Exclude the pictures, then copy all remaining records exactly.

======

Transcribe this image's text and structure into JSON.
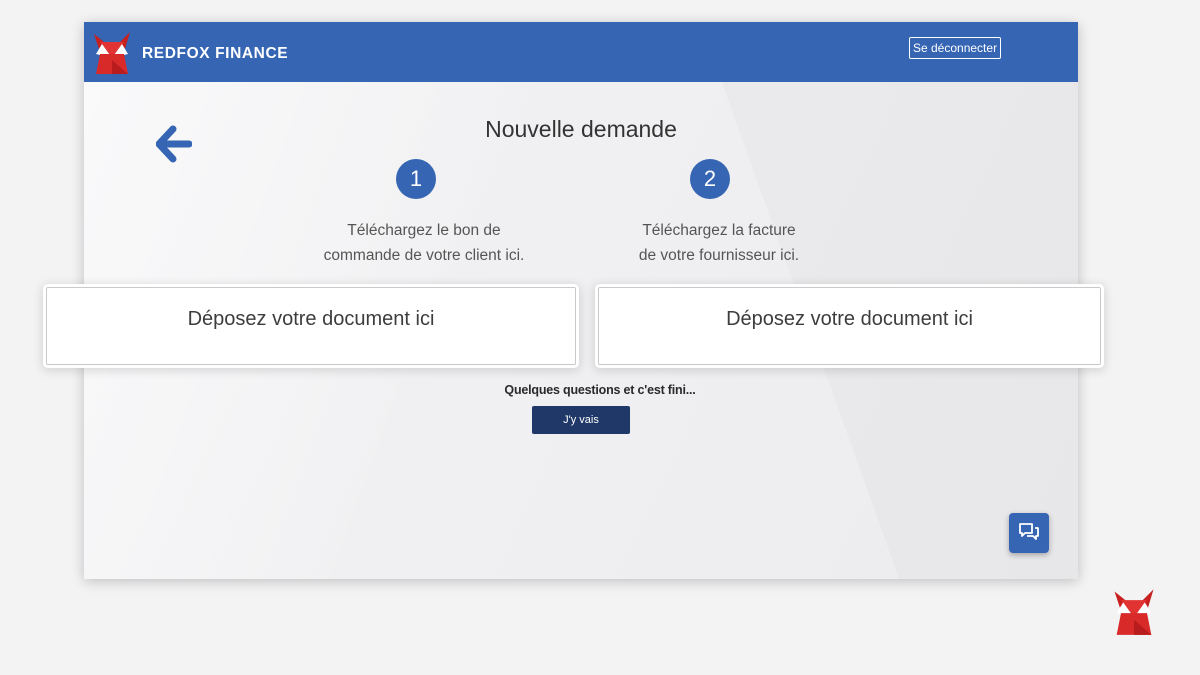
{
  "header": {
    "brand": "REDFOX FINANCE",
    "logout_label": "Se déconnecter",
    "background_color": "#3565b3"
  },
  "main": {
    "title": "Nouvelle demande",
    "back_icon": "back-arrow-icon",
    "steps": [
      {
        "number": "1",
        "text_line1": "Téléchargez le bon de",
        "text_line2": "commande de votre client ici."
      },
      {
        "number": "2",
        "text_line1": "Téléchargez la facture",
        "text_line2": "de votre fournisseur ici."
      }
    ],
    "dropzones": [
      {
        "label": "Déposez votre document ici"
      },
      {
        "label": "Déposez votre document ici"
      }
    ],
    "questions_text": "Quelques questions et c'est fini...",
    "go_button_label": "J'y vais"
  },
  "chat": {
    "icon": "chat-icon"
  },
  "colors": {
    "accent": "#3565b3",
    "dark_button": "#1f3868",
    "logo_red": "#d92a2a"
  }
}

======

### ANSWER BOX
Transcribe this image's text and structure into JSON.
{
  "header": {
    "brand": "REDFOX FINANCE",
    "logout_label": "Se déconnecter",
    "background_color": "#3565b3"
  },
  "main": {
    "title": "Nouvelle demande",
    "back_icon": "back-arrow-icon",
    "steps": [
      {
        "number": "1",
        "text_line1": "Téléchargez le bon de",
        "text_line2": "commande de votre client ici."
      },
      {
        "number": "2",
        "text_line1": "Téléchargez la facture",
        "text_line2": "de votre fournisseur ici."
      }
    ],
    "dropzones": [
      {
        "label": "Déposez votre document ici"
      },
      {
        "label": "Déposez votre document ici"
      }
    ],
    "questions_text": "Quelques questions et c'est fini...",
    "go_button_label": "J'y vais"
  },
  "chat": {
    "icon": "chat-icon"
  },
  "colors": {
    "accent": "#3565b3",
    "dark_button": "#1f3868",
    "logo_red": "#d92a2a"
  }
}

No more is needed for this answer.